Supremes Examine Capital Punishment, Mental Illness
How mentally ill does a prisoner have to be in order to deem execution cruel and unusual punishment?
The U.S. Supreme Court on April 18 heard arguments in the case of condemned Texas prisoner Scott Panetti, a case that asks the high court exactly how mentally ill a prisoner has to be in order to invalidate execution on the grounds of cruel and unusual punishment.
Panetti was convicted and sentenced to die for the 1992 murders of his in-laws, Joe and Amanda Alvarado, at their Fredericksburg home. Panetti has a long history of mental illness and had been hospitalized at least 11 times indeed, he was released from his last hospitalization just two months before the Alvarado killings, and when he turned himself in to police, confessed that the real killer was "Sarge," in fact a recurring auditory hallucination. Panetti was medicated for schizophrenia during a competency hearing, after which he was cleared as able to stand trial for the crime. Thereafter, however, he went off his meds and endeavored to defend himself, which the judge allowed; at trial, Panetti dressed in a purple cowboy suit, filed a host of rambling motions, and sought to subpoena as witnesses John F. Kennedy, Jesus Christ, and Anne Bancroft. He was ultimately found guilty and sentenced to death.
Since his conviction, the question has become whether Panetti, so clearly suffering from schizophrenic delusion, is sane enough to be executed or whether to do so would violate the constitutional ban on cruel and unusual punishment. In 2004, U.S. District Judge Sam Sparks ruled that while Panetti is in fact mentally ill, and that although there remains some question as to whether he understands the connection between his crime and the punishment, the law as currently interpreted by the 5th U.S. Circuit Court of Appeals does not bar his execution. The 5th Circuit ultimately agreed that Panetti could be executed, prompting his lawyers including Austin attorney Keith Hampton and Texas Defender Service attorney Greg Wiercioch to appeal to the Supremes for intervention.
The state maintains that Panetti is "aware" of the connection between his committing the crime and that for that he will be put to death. And that, the Texas Attorney General's Office argues, is all that is required to pass constitutional muster. The "court's fact findings demonstrate conclusively that Panetti meets the appropriate test for competency to be executed," Texas Solicitor General Ted Cruz told the high court. "The district court found that Panetti knows that he murdered two people. [And] he understands that he is going to be put to death." Indeed, Panetti grasps those two plain facts, but he also believes that the state is merely using the murders as a pretense for its real motive for killing him: keeping him from "preaching the gospel" to his fellow inmates. His defenders assert that simply knowing he committed a crime and knowing he'll be executed is not enough instead, they assert, the law requires that he rationally understand the connection between the two and that to say otherwise is a "profound misreading" of the law, Wiercioch told the court. For example, says Hampton, if merely being aware of the connection were enough, then it wouldn't be necessary to have teams of psychiatric experts evaluate a person's mental capacity. Indeed, if the connection were so obvious, it would be enough to have, say, a prison guard walk by the cell and yell out, "Hey, Panetti, you know they're going to execute you for those two murders?" Hampton said. Under the state's theory of mental competency, then, that would suffice.

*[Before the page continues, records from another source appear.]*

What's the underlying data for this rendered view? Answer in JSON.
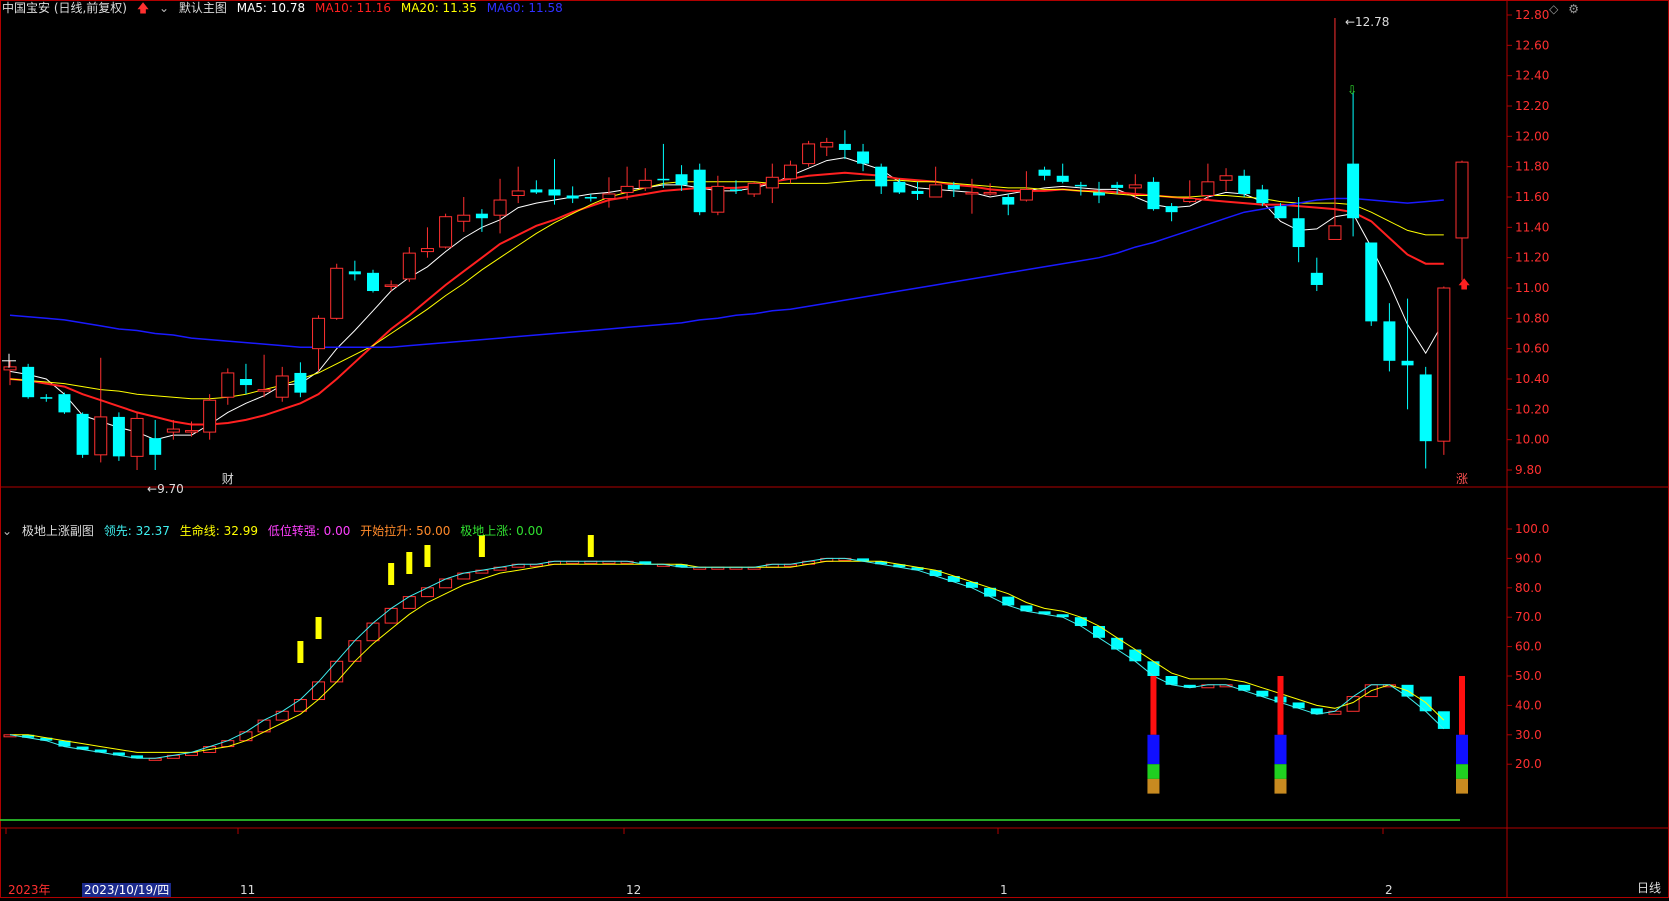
{
  "main_header": {
    "title": "中国宝安 (日线,前复权)",
    "default_chart": "默认主图",
    "ma": [
      {
        "label": "MA5: 10.78",
        "color": "#ffffff"
      },
      {
        "label": "MA10: 11.16",
        "color": "#ff2020"
      },
      {
        "label": "MA20: 11.35",
        "color": "#ffff00"
      },
      {
        "label": "MA60: 11.58",
        "color": "#2020ff"
      }
    ]
  },
  "sub_header": {
    "title": "极地上涨副图",
    "lines": [
      {
        "label": "领先: 32.37",
        "color": "#3ff0f0"
      },
      {
        "label": "生命线: 32.99",
        "color": "#ffff00"
      },
      {
        "label": "低位转强: 0.00",
        "color": "#ff40ff"
      },
      {
        "label": "开始拉升: 50.00",
        "color": "#ff8a2a"
      },
      {
        "label": "极地上涨: 0.00",
        "color": "#30e030"
      }
    ]
  },
  "period_label": "日线",
  "cursor_date": "2023/10/19/四",
  "colors": {
    "up": "#ff3030",
    "down": "#00ffff",
    "ma5": "#ffffff",
    "ma10": "#ff2020",
    "ma20": "#ffff00",
    "ma60": "#1a1aff",
    "axis": "#b00000",
    "axis_text": "#ff3030"
  },
  "chart_data": [
    {
      "type": "candlestick",
      "title": "中国宝安 (日线,前复权)",
      "ylim": [
        9.6,
        12.85
      ],
      "yticks": [
        "12.80",
        "12.60",
        "12.40",
        "12.20",
        "12.00",
        "11.80",
        "11.60",
        "11.40",
        "11.20",
        "11.00",
        "10.80",
        "10.60",
        "10.40",
        "10.20",
        "10.00",
        "9.80"
      ],
      "xticks": [
        "2023年",
        "11",
        "12",
        "1",
        "2"
      ],
      "annotations": [
        {
          "text": "12.78",
          "x_index": 73,
          "y": 12.78
        },
        {
          "text": "9.70",
          "x_index": 7,
          "y": 9.7
        },
        {
          "text": "财",
          "x_index": 12
        },
        {
          "text": "涨",
          "x_index": 80
        }
      ],
      "candles": [
        [
          10.46,
          10.48,
          10.52,
          10.36
        ],
        [
          10.48,
          10.28,
          10.5,
          10.27
        ],
        [
          10.28,
          10.27,
          10.3,
          10.25
        ],
        [
          10.3,
          10.18,
          10.31,
          10.17
        ],
        [
          10.17,
          9.9,
          10.18,
          9.88
        ],
        [
          9.9,
          10.15,
          10.54,
          9.85
        ],
        [
          10.15,
          9.89,
          10.18,
          9.86
        ],
        [
          9.89,
          10.14,
          10.18,
          9.8
        ],
        [
          10.01,
          9.9,
          10.13,
          9.8
        ],
        [
          10.05,
          10.07,
          10.13,
          10.0
        ],
        [
          10.06,
          10.06,
          10.12,
          10.02
        ],
        [
          10.05,
          10.26,
          10.3,
          10.0
        ],
        [
          10.28,
          10.44,
          10.47,
          10.23
        ],
        [
          10.4,
          10.36,
          10.5,
          10.3
        ],
        [
          10.32,
          10.33,
          10.56,
          10.28
        ],
        [
          10.28,
          10.42,
          10.48,
          10.25
        ],
        [
          10.44,
          10.31,
          10.51,
          10.28
        ],
        [
          10.6,
          10.8,
          10.82,
          10.45
        ],
        [
          10.8,
          11.13,
          11.16,
          10.79
        ],
        [
          11.11,
          11.09,
          11.18,
          11.05
        ],
        [
          11.1,
          10.98,
          11.12,
          10.97
        ],
        [
          11.02,
          11.02,
          11.05,
          10.98
        ],
        [
          11.06,
          11.23,
          11.27,
          11.04
        ],
        [
          11.24,
          11.26,
          11.4,
          11.2
        ],
        [
          11.27,
          11.47,
          11.49,
          11.26
        ],
        [
          11.44,
          11.48,
          11.6,
          11.37
        ],
        [
          11.49,
          11.46,
          11.52,
          11.37
        ],
        [
          11.48,
          11.58,
          11.72,
          11.36
        ],
        [
          11.61,
          11.64,
          11.8,
          11.56
        ],
        [
          11.65,
          11.63,
          11.71,
          11.62
        ],
        [
          11.65,
          11.61,
          11.85,
          11.55
        ],
        [
          11.61,
          11.59,
          11.67,
          11.56
        ],
        [
          11.6,
          11.59,
          11.62,
          11.57
        ],
        [
          11.59,
          11.62,
          11.73,
          11.53
        ],
        [
          11.63,
          11.67,
          11.8,
          11.58
        ],
        [
          11.66,
          11.71,
          11.79,
          11.64
        ],
        [
          11.72,
          11.71,
          11.95,
          11.66
        ],
        [
          11.75,
          11.68,
          11.81,
          11.64
        ],
        [
          11.78,
          11.5,
          11.82,
          11.48
        ],
        [
          11.5,
          11.67,
          11.74,
          11.48
        ],
        [
          11.65,
          11.64,
          11.71,
          11.62
        ],
        [
          11.62,
          11.69,
          11.7,
          11.6
        ],
        [
          11.66,
          11.73,
          11.82,
          11.56
        ],
        [
          11.72,
          11.81,
          11.84,
          11.69
        ],
        [
          11.82,
          11.95,
          11.97,
          11.8
        ],
        [
          11.93,
          11.96,
          11.99,
          11.87
        ],
        [
          11.95,
          11.91,
          12.04,
          11.85
        ],
        [
          11.9,
          11.82,
          11.95,
          11.77
        ],
        [
          11.8,
          11.67,
          11.82,
          11.62
        ],
        [
          11.7,
          11.63,
          11.72,
          11.62
        ],
        [
          11.64,
          11.62,
          11.7,
          11.58
        ],
        [
          11.6,
          11.68,
          11.8,
          11.6
        ],
        [
          11.68,
          11.65,
          11.7,
          11.6
        ],
        [
          11.63,
          11.63,
          11.72,
          11.49
        ],
        [
          11.62,
          11.63,
          11.69,
          11.61
        ],
        [
          11.6,
          11.55,
          11.62,
          11.48
        ],
        [
          11.58,
          11.65,
          11.77,
          11.57
        ],
        [
          11.78,
          11.74,
          11.8,
          11.71
        ],
        [
          11.74,
          11.7,
          11.82,
          11.69
        ],
        [
          11.68,
          11.67,
          11.7,
          11.61
        ],
        [
          11.63,
          11.61,
          11.7,
          11.56
        ],
        [
          11.68,
          11.66,
          11.7,
          11.62
        ],
        [
          11.66,
          11.68,
          11.75,
          11.59
        ],
        [
          11.7,
          11.52,
          11.73,
          11.51
        ],
        [
          11.54,
          11.5,
          11.56,
          11.44
        ],
        [
          11.57,
          11.59,
          11.71,
          11.56
        ],
        [
          11.61,
          11.7,
          11.82,
          11.58
        ],
        [
          11.71,
          11.74,
          11.79,
          11.64
        ],
        [
          11.74,
          11.62,
          11.78,
          11.6
        ],
        [
          11.65,
          11.56,
          11.68,
          11.54
        ],
        [
          11.54,
          11.46,
          11.56,
          11.5
        ],
        [
          11.46,
          11.27,
          11.6,
          11.17
        ],
        [
          11.1,
          11.02,
          11.2,
          10.98
        ],
        [
          11.32,
          11.41,
          12.78,
          11.4
        ],
        [
          11.82,
          11.46,
          12.29,
          11.34
        ],
        [
          11.3,
          10.78,
          11.3,
          10.75
        ],
        [
          10.78,
          10.52,
          10.9,
          10.45
        ],
        [
          10.52,
          10.49,
          10.93,
          10.2
        ],
        [
          10.43,
          9.99,
          10.48,
          9.81
        ],
        [
          9.99,
          11.0,
          11.01,
          9.9
        ],
        [
          11.33,
          11.83,
          11.84,
          11.05
        ]
      ],
      "series": [
        {
          "name": "MA5",
          "values": [
            10.45,
            10.43,
            10.4,
            10.3,
            10.16,
            10.12,
            10.08,
            10.05,
            10.0,
            10.03,
            10.03,
            10.1,
            10.18,
            10.24,
            10.29,
            10.36,
            10.37,
            10.45,
            10.6,
            10.72,
            10.85,
            10.98,
            11.07,
            11.14,
            11.24,
            11.33,
            11.4,
            11.45,
            11.53,
            11.56,
            11.58,
            11.6,
            11.62,
            11.63,
            11.65,
            11.66,
            11.68,
            11.68,
            11.66,
            11.64,
            11.64,
            11.66,
            11.69,
            11.74,
            11.79,
            11.84,
            11.86,
            11.82,
            11.78,
            11.7,
            11.66,
            11.65,
            11.64,
            11.63,
            11.6,
            11.62,
            11.64,
            11.66,
            11.67,
            11.66,
            11.65,
            11.65,
            11.6,
            11.55,
            11.53,
            11.54,
            11.6,
            11.63,
            11.62,
            11.57,
            11.44,
            11.38,
            11.39,
            11.47,
            11.49,
            11.27,
            11.03,
            10.76,
            10.57,
            10.78
          ]
        },
        {
          "name": "MA10",
          "values": [
            10.4,
            10.39,
            10.37,
            10.35,
            10.3,
            10.26,
            10.22,
            10.18,
            10.15,
            10.12,
            10.1,
            10.1,
            10.11,
            10.13,
            10.16,
            10.2,
            10.24,
            10.3,
            10.4,
            10.51,
            10.62,
            10.73,
            10.82,
            10.92,
            11.02,
            11.11,
            11.2,
            11.29,
            11.35,
            11.41,
            11.45,
            11.5,
            11.54,
            11.58,
            11.6,
            11.62,
            11.64,
            11.65,
            11.66,
            11.66,
            11.66,
            11.67,
            11.7,
            11.72,
            11.74,
            11.75,
            11.76,
            11.75,
            11.74,
            11.72,
            11.71,
            11.7,
            11.68,
            11.67,
            11.65,
            11.64,
            11.64,
            11.64,
            11.65,
            11.64,
            11.64,
            11.63,
            11.62,
            11.61,
            11.6,
            11.59,
            11.58,
            11.57,
            11.56,
            11.55,
            11.55,
            11.54,
            11.53,
            11.52,
            11.5,
            11.44,
            11.33,
            11.22,
            11.16,
            11.16
          ]
        },
        {
          "name": "MA20",
          "values": [
            10.4,
            10.39,
            10.38,
            10.37,
            10.35,
            10.33,
            10.32,
            10.3,
            10.29,
            10.28,
            10.27,
            10.27,
            10.28,
            10.3,
            10.33,
            10.36,
            10.4,
            10.44,
            10.5,
            10.56,
            10.62,
            10.7,
            10.78,
            10.86,
            10.95,
            11.03,
            11.12,
            11.2,
            11.28,
            11.36,
            11.43,
            11.49,
            11.55,
            11.6,
            11.63,
            11.66,
            11.69,
            11.7,
            11.7,
            11.7,
            11.7,
            11.7,
            11.69,
            11.69,
            11.69,
            11.69,
            11.7,
            11.71,
            11.71,
            11.71,
            11.7,
            11.7,
            11.69,
            11.68,
            11.67,
            11.66,
            11.66,
            11.65,
            11.65,
            11.64,
            11.63,
            11.62,
            11.61,
            11.61,
            11.6,
            11.6,
            11.61,
            11.61,
            11.6,
            11.59,
            11.57,
            11.56,
            11.56,
            11.56,
            11.55,
            11.5,
            11.44,
            11.38,
            11.35,
            11.35
          ]
        },
        {
          "name": "MA60",
          "values": [
            10.82,
            10.81,
            10.8,
            10.79,
            10.77,
            10.75,
            10.73,
            10.72,
            10.7,
            10.69,
            10.67,
            10.66,
            10.65,
            10.64,
            10.63,
            10.62,
            10.61,
            10.61,
            10.61,
            10.61,
            10.61,
            10.61,
            10.62,
            10.63,
            10.64,
            10.65,
            10.66,
            10.67,
            10.68,
            10.69,
            10.7,
            10.71,
            10.72,
            10.73,
            10.74,
            10.75,
            10.76,
            10.77,
            10.79,
            10.8,
            10.82,
            10.83,
            10.85,
            10.86,
            10.88,
            10.9,
            10.92,
            10.94,
            10.96,
            10.98,
            11.0,
            11.02,
            11.04,
            11.06,
            11.08,
            11.1,
            11.12,
            11.14,
            11.16,
            11.18,
            11.2,
            11.23,
            11.27,
            11.3,
            11.34,
            11.38,
            11.42,
            11.46,
            11.5,
            11.52,
            11.54,
            11.56,
            11.58,
            11.59,
            11.59,
            11.58,
            11.57,
            11.56,
            11.57,
            11.58
          ]
        }
      ]
    },
    {
      "type": "bar",
      "title": "极地上涨副图",
      "ylim": [
        0,
        105
      ],
      "yticks": [
        "100.0",
        "90.0",
        "80.0",
        "70.0",
        "60.0",
        "50.0",
        "40.0",
        "30.0",
        "20.0"
      ],
      "series": [
        {
          "name": "领先",
          "values": [
            30,
            29,
            28,
            26,
            25,
            24,
            23,
            22,
            22,
            23,
            24,
            26,
            28,
            31,
            35,
            38,
            42,
            48,
            55,
            62,
            68,
            73,
            77,
            80,
            83,
            85,
            86,
            87,
            88,
            88,
            89,
            89,
            89,
            89,
            89,
            88,
            88,
            87,
            87,
            87,
            87,
            87,
            88,
            88,
            89,
            90,
            90,
            89,
            88,
            87,
            86,
            84,
            82,
            80,
            77,
            74,
            72,
            71,
            70,
            67,
            63,
            59,
            55,
            50,
            47,
            46,
            47,
            47,
            45,
            43,
            41,
            39,
            37,
            38,
            43,
            47,
            47,
            43,
            38,
            32
          ]
        },
        {
          "name": "生命线",
          "values": [
            30,
            30,
            29,
            28,
            27,
            26,
            25,
            24,
            24,
            24,
            24,
            25,
            26,
            28,
            31,
            34,
            37,
            42,
            48,
            55,
            61,
            66,
            71,
            75,
            78,
            81,
            83,
            85,
            86,
            87,
            88,
            88,
            88,
            88,
            88,
            88,
            88,
            88,
            87,
            87,
            87,
            87,
            87,
            87,
            88,
            89,
            89,
            89,
            89,
            88,
            87,
            86,
            84,
            82,
            80,
            78,
            75,
            73,
            72,
            70,
            67,
            63,
            59,
            55,
            51,
            49,
            49,
            49,
            48,
            46,
            44,
            42,
            40,
            39,
            41,
            45,
            47,
            45,
            41,
            35
          ]
        }
      ]
    }
  ]
}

But it's unclear whether the Supremes will actually hand down an opinion that clarifies when a person is sane enough to be executed. A significant portion of last week's oral argument was dedicated to the different, yet equally fundamental, question of whether the court even has standing to take the case. The dispute concerns the painfully complex federal statute that controls death-penalty appeals. Cruz argued that Panetti's appeal violates that law, in part because he never before raised the issue that he would be too ill to execute even though having done so prior to his receiving an actual execution date would have been "unripe" and, likely, considered frivolous. As Wiercioch put it, the appeal is not an abuse of law, in part because the "constitutional violation [argued] here is forward-looking, unlike most constitutional habeas claims that are backward-looking."
A decision is expected this summer.